Where does the string "JSON" occur in the entries below? Copy every line where it does.

**********

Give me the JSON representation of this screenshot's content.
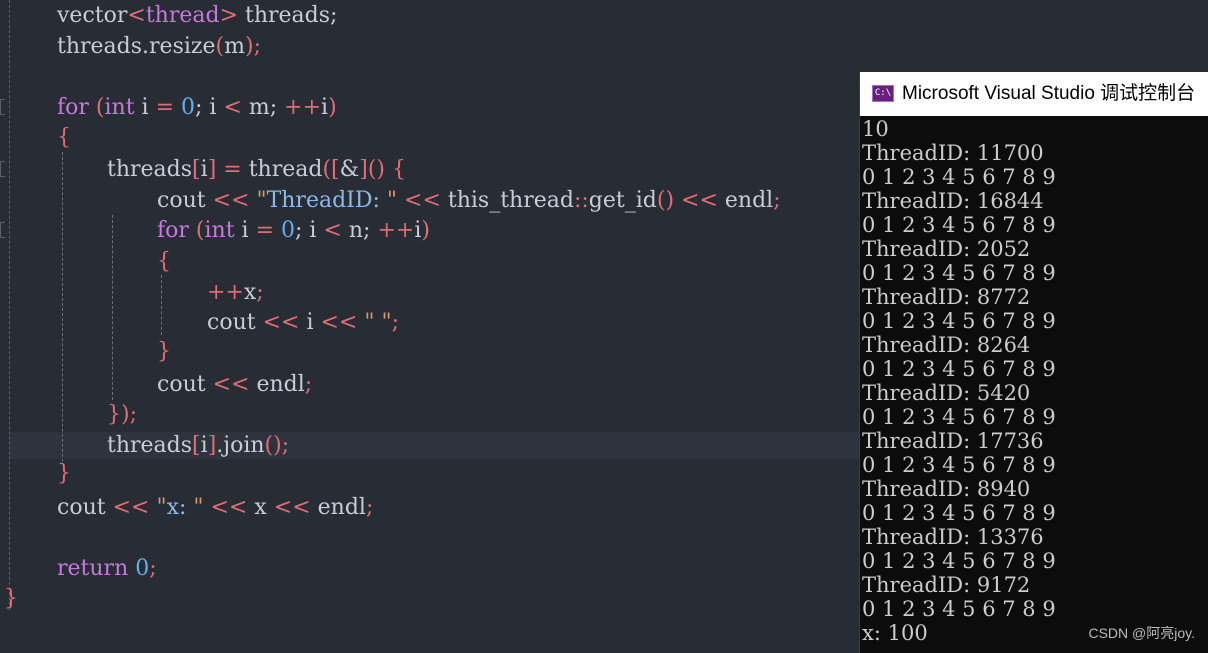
{
  "editor": {
    "code": {
      "l1": {
        "a": "vector",
        "b": "<",
        "c": "thread",
        "d": ">",
        "e": " threads;"
      },
      "l2": {
        "a": "threads.resize",
        "b": "(",
        "c": "m",
        "d": ")",
        "e": ";"
      },
      "l3": {
        "kw": "for",
        "p1": " (",
        "ty": "int",
        "v": " i ",
        "eq": "=",
        "n0": " 0",
        "s1": "; i ",
        "lt": "<",
        "s2": " m; ",
        "inc": "++",
        "s3": "i",
        "p2": ")"
      },
      "l4": {
        "brace": "{"
      },
      "l5": {
        "a": "threads",
        "b": "[",
        "c": "i",
        "d": "]",
        "e": " ",
        "f": "=",
        "g": " thread",
        "h": "([",
        "i": "&",
        "j": "]() {"
      },
      "l6": {
        "a": "cout ",
        "b": "<<",
        "c": " \"",
        "d": "ThreadID: ",
        "e": "\"",
        "f": " ",
        "g": "<<",
        "h": " this_thread",
        "i": "::",
        "j": "get_id",
        "k": "()",
        "l": " ",
        "m": "<<",
        "n": " endl",
        "o": ";"
      },
      "l7": {
        "kw": "for",
        "p1": " (",
        "ty": "int",
        "v": " i ",
        "eq": "=",
        "n0": " 0",
        "s1": "; i ",
        "lt": "<",
        "s2": " n; ",
        "inc": "++",
        "s3": "i",
        "p2": ")"
      },
      "l8": {
        "brace": "{"
      },
      "l9": {
        "inc": "++",
        "v": "x",
        "s": ";"
      },
      "l10": {
        "a": "cout ",
        "b": "<<",
        "c": " i ",
        "d": "<<",
        "e": " \" \"",
        "f": ";"
      },
      "l11": {
        "brace": "}"
      },
      "l12": {
        "a": "cout ",
        "b": "<<",
        "c": " endl",
        "d": ";"
      },
      "l13": {
        "a": "});"
      },
      "l14": {
        "a": "threads",
        "b": "[",
        "c": "i",
        "d": "]",
        "e": ".join",
        "f": "()",
        "g": ";"
      },
      "l15": {
        "brace": "}"
      },
      "l16": {
        "a": "cout ",
        "b": "<<",
        "c": " \"",
        "d": "x: ",
        "e": "\"",
        "f": " ",
        "g": "<<",
        "h": " x ",
        "i": "<<",
        "j": " endl",
        "k": ";"
      },
      "l17": {
        "kw": "return",
        "n0": " 0",
        "s": ";"
      },
      "l18": {
        "brace": "}"
      }
    }
  },
  "console": {
    "title": "Microsoft Visual Studio 调试控制台",
    "icon_glyph": "C:\\",
    "icon": "console-app-icon",
    "output": [
      "10",
      "ThreadID: 11700",
      "0 1 2 3 4 5 6 7 8 9",
      "ThreadID: 16844",
      "0 1 2 3 4 5 6 7 8 9",
      "ThreadID: 2052",
      "0 1 2 3 4 5 6 7 8 9",
      "ThreadID: 8772",
      "0 1 2 3 4 5 6 7 8 9",
      "ThreadID: 8264",
      "0 1 2 3 4 5 6 7 8 9",
      "ThreadID: 5420",
      "0 1 2 3 4 5 6 7 8 9",
      "ThreadID: 17736",
      "0 1 2 3 4 5 6 7 8 9",
      "ThreadID: 8940",
      "0 1 2 3 4 5 6 7 8 9",
      "ThreadID: 13376",
      "0 1 2 3 4 5 6 7 8 9",
      "ThreadID: 9172",
      "0 1 2 3 4 5 6 7 8 9",
      "x: 100"
    ]
  },
  "watermark": "CSDN @阿亮joy.",
  "colors": {
    "editor_bg": "#282c34",
    "keyword": "#c678dd",
    "number": "#61afef",
    "operator": "#e06c75",
    "string": "#d19a66",
    "console_bg": "#0c0c0c",
    "console_text": "#cccccc"
  }
}
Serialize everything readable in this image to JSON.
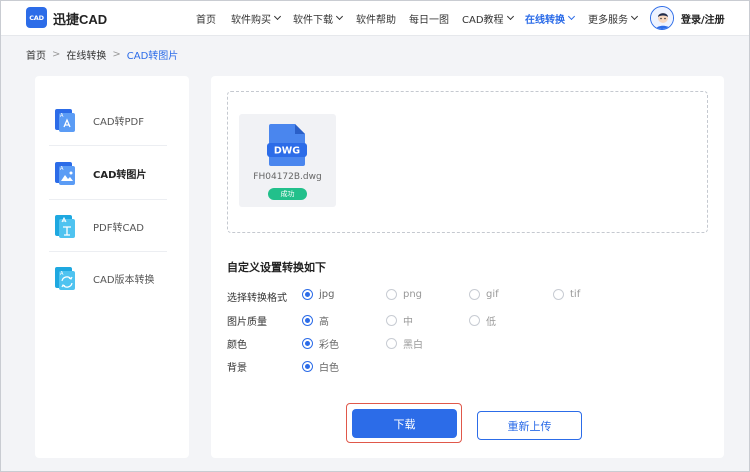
{
  "header": {
    "logo_icon_text": "CAD",
    "logo_text": "迅捷CAD",
    "nav": [
      {
        "label": "首页"
      },
      {
        "label": "软件购买"
      },
      {
        "label": "软件下载"
      },
      {
        "label": "软件帮助"
      },
      {
        "label": "每日一图"
      },
      {
        "label": "CAD教程"
      },
      {
        "label": "在线转换"
      },
      {
        "label": "更多服务"
      }
    ],
    "login": "登录/注册",
    "accent": "#2c6ce8"
  },
  "breadcrumb": {
    "items": [
      "首页",
      "在线转换",
      "CAD转图片"
    ],
    "separator": ">"
  },
  "sidebar": {
    "items": [
      {
        "label": "CAD转PDF",
        "icon": "cad-to-pdf-icon"
      },
      {
        "label": "CAD转图片",
        "icon": "cad-to-image-icon",
        "active": true
      },
      {
        "label": "PDF转CAD",
        "icon": "pdf-to-cad-icon"
      },
      {
        "label": "CAD版本转换",
        "icon": "cad-version-icon"
      }
    ]
  },
  "file": {
    "type_label": "DWG",
    "name": "FH04172B.dwg",
    "status": "成功",
    "status_color": "#22c08b"
  },
  "settings": {
    "title": "自定义设置转换如下",
    "format": {
      "label": "选择转换格式",
      "options": [
        "jpg",
        "png",
        "gif",
        "tif"
      ],
      "selected": "jpg"
    },
    "quality": {
      "label": "图片质量",
      "options": [
        "高",
        "中",
        "低"
      ],
      "selected": "高"
    },
    "color": {
      "label": "颜色",
      "options": [
        "彩色",
        "黑白"
      ],
      "selected": "彩色"
    },
    "background": {
      "label": "背景",
      "options": [
        "白色"
      ],
      "selected": "白色"
    }
  },
  "actions": {
    "download": "下载",
    "reupload": "重新上传",
    "highlight_color": "#e0584a"
  }
}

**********

» **Written response**
Give me the JSON representation of this screenshot's content.
Serialize everything readable in this image to JSON.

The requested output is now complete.